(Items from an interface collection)
- Opening Delimiter -

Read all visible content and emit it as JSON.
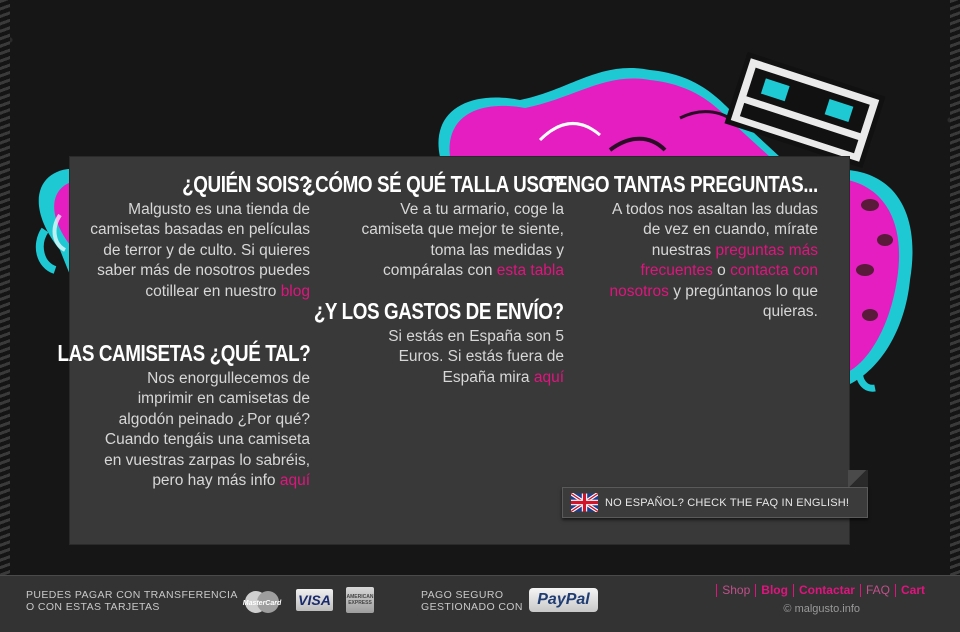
{
  "colors": {
    "accent": "#e0147f",
    "panel": "#393939",
    "footer": "#333333",
    "artwork_pink": "#e41ec1",
    "artwork_cyan": "#1fc9d3"
  },
  "sections": {
    "who": {
      "title": "¿QUIÉN SOIS?",
      "text": "Malgusto es una tienda de camisetas basadas en películas de terror y de culto. Si quieres saber más de nosotros puedes cotillear en nuestro ",
      "link": "blog"
    },
    "shirts": {
      "title": "LAS CAMISETAS ¿QUÉ TAL?",
      "text": "Nos enorgullecemos de imprimir en camisetas de algodón peinado ¿Por qué? Cuando tengáis una camiseta en vuestras zarpas lo sabréis, pero hay más info ",
      "link": "aquí"
    },
    "size": {
      "title": "¿CÓMO SÉ QUÉ TALLA USO?",
      "text": "Ve a tu armario, coge la camiseta que mejor te siente, toma las medidas y compáralas con ",
      "link": "esta tabla"
    },
    "shipping": {
      "title": "¿Y LOS GASTOS DE ENVÍO?",
      "text": "Si estás en España son 5 Euros. Si estás fuera de España mira ",
      "link": "aquí"
    },
    "questions": {
      "title": "TENGO TANTAS PREGUNTAS...",
      "text_before": "A todos nos asaltan las dudas de vez en cuando, mírate nuestras ",
      "link_faq": "preguntas más frecuentes",
      "text_middle": " o ",
      "link_contact": "contacta con nosotros",
      "text_after": " y pregúntanos lo que quieras."
    }
  },
  "english_button": {
    "label": "NO ESPAÑOL? CHECK THE FAQ IN ENGLISH!",
    "icon": "uk-flag-icon"
  },
  "footer": {
    "payment_text_line1": "PUEDES PAGAR CON TRANSFERENCIA",
    "payment_text_line2": "O CON ESTAS TARJETAS",
    "cards": [
      "MasterCard",
      "VISA",
      "AMERICAN EXPRESS"
    ],
    "secure_text_line1": "PAGO SEGURO",
    "secure_text_line2": "GESTIONADO CON",
    "paypal": "PayPal",
    "nav": [
      "Shop",
      "Blog",
      "Contactar",
      "FAQ",
      "Cart"
    ],
    "copyright": "© malgusto.info"
  }
}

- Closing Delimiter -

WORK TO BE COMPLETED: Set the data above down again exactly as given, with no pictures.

EXERCISE RESULT:
Read all visible content and emit it as JSON.
{
  "colors": {
    "accent": "#e0147f",
    "panel": "#393939",
    "footer": "#333333",
    "artwork_pink": "#e41ec1",
    "artwork_cyan": "#1fc9d3"
  },
  "sections": {
    "who": {
      "title": "¿QUIÉN SOIS?",
      "text": "Malgusto es una tienda de camisetas basadas en películas de terror y de culto. Si quieres saber más de nosotros puedes cotillear en nuestro ",
      "link": "blog"
    },
    "shirts": {
      "title": "LAS CAMISETAS ¿QUÉ TAL?",
      "text": "Nos enorgullecemos de imprimir en camisetas de algodón peinado ¿Por qué? Cuando tengáis una camiseta en vuestras zarpas lo sabréis, pero hay más info ",
      "link": "aquí"
    },
    "size": {
      "title": "¿CÓMO SÉ QUÉ TALLA USO?",
      "text": "Ve a tu armario, coge la camiseta que mejor te siente, toma las medidas y compáralas con ",
      "link": "esta tabla"
    },
    "shipping": {
      "title": "¿Y LOS GASTOS DE ENVÍO?",
      "text": "Si estás en España son 5 Euros. Si estás fuera de España mira ",
      "link": "aquí"
    },
    "questions": {
      "title": "TENGO TANTAS PREGUNTAS...",
      "text_before": "A todos nos asaltan las dudas de vez en cuando, mírate nuestras ",
      "link_faq": "preguntas más frecuentes",
      "text_middle": " o ",
      "link_contact": "contacta con nosotros",
      "text_after": " y pregúntanos lo que quieras."
    }
  },
  "english_button": {
    "label": "NO ESPAÑOL? CHECK THE FAQ IN ENGLISH!",
    "icon": "uk-flag-icon"
  },
  "footer": {
    "payment_text_line1": "PUEDES PAGAR CON TRANSFERENCIA",
    "payment_text_line2": "O CON ESTAS TARJETAS",
    "cards": [
      "MasterCard",
      "VISA",
      "AMERICAN EXPRESS"
    ],
    "secure_text_line1": "PAGO SEGURO",
    "secure_text_line2": "GESTIONADO CON",
    "paypal": "PayPal",
    "nav": [
      "Shop",
      "Blog",
      "Contactar",
      "FAQ",
      "Cart"
    ],
    "copyright": "© malgusto.info"
  }
}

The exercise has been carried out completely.